Griselda (anglicised to Grizzel and similar forms) is a figure from certain folklores, noted for her patience and obedience. In the tale as written by Giovanni Boccaccio, Griselda marries Gualtieri, the Marquis of Saluzzo. He tests her by declaring that their first child—a daughter—must be put to death, likewise their second child—a son. Griselda obediently gives up both of them without protest, while Gualtieri secretly sends them away to Bologna to be raised rather than killed. In a final test, Gualtieri publicly renounces Griselda, claiming he has been granted papal dispensation to divorce her and marry a better woman; she goes to live with her father. Some years later, Gualtieri announces he is to remarry and recalls Griselda as a servant to prepare the wedding celebrations. He introduces her to a twelve-year old girl he claims is to be his bride but who is really their daughter; Griselda wishes them well. At this, Gualtieri reveals their grown children to her and Griselda is restored to her place as wife and mother.

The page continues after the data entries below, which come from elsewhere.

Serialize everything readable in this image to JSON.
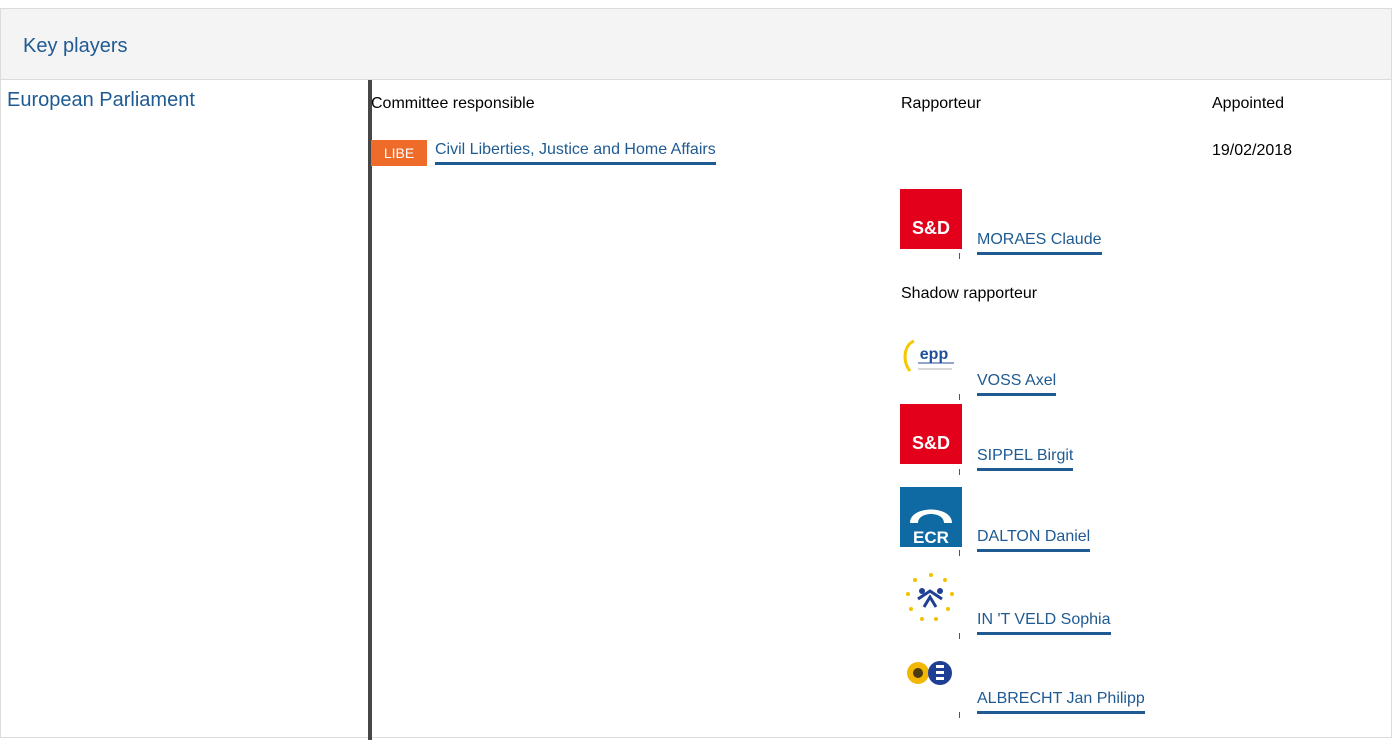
{
  "section": {
    "title": "Key players"
  },
  "institution": {
    "name": "European Parliament"
  },
  "columns": {
    "committee": "Committee responsible",
    "rapporteur": "Rapporteur",
    "appointed": "Appointed"
  },
  "committee": {
    "code": "LIBE",
    "name": "Civil Liberties, Justice and Home Affairs",
    "appointed_date": "19/02/2018"
  },
  "rapporteur": {
    "name": "MORAES Claude",
    "group_logo": "s&d-logo",
    "group_logo_text": "S&D"
  },
  "shadow_label": "Shadow rapporteur",
  "shadow_rapporteurs": [
    {
      "name": "VOSS Axel",
      "group_logo": "epp-logo",
      "group_logo_text": "epp"
    },
    {
      "name": "SIPPEL Birgit",
      "group_logo": "s&d-logo",
      "group_logo_text": "S&D"
    },
    {
      "name": "DALTON Daniel",
      "group_logo": "ecr-logo",
      "group_logo_text": "ECR"
    },
    {
      "name": "IN 'T VELD Sophia",
      "group_logo": "alde-logo"
    },
    {
      "name": "ALBRECHT Jan Philipp",
      "group_logo": "greens-efa-logo"
    }
  ],
  "colors": {
    "link": "#1f5a92",
    "badge": "#ef6b2a",
    "sd_red": "#e2001a",
    "ecr_blue": "#0f6aa3"
  }
}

Griselda occurs in tales by Petrarch and Chaucer (The Clerk's Tale in the Canterbury Tales). Patient Griselda is a tale by Charles Perrault. John Phillips's play Patient Grissel dates from 1565, and Henry Chettle, Thomas Dekker, and William Haughton collaborated on another dramatic version, Patient Grissil, first performed in 1599. Also Anthony Trollope's high Victorian novel "Margaret McKenzie" is based on the Griselda theme. There are operas named Griselda by Antonio Maria Bononcini (Griselda, 1718), Alessandro Scarlatti (La Griselda, 1721), Giovanni Bononcini (Griselda, 1722), and Antonio Vivaldi (Griselda, 1735). The Modern Griselda is a novel by Maria Edgeworth from 1804. Patient Griselda is one of a group of historical or legendary dinner-party guests in Caryl Churchill's 1982 play Top Girls.
|Wikimedia Commons has media related to Griselda.|
- The Decameron – the most famous version of the Griselda tale
- Summary of Decameron tales
- "The Clerk's Tale" – Chaucer's version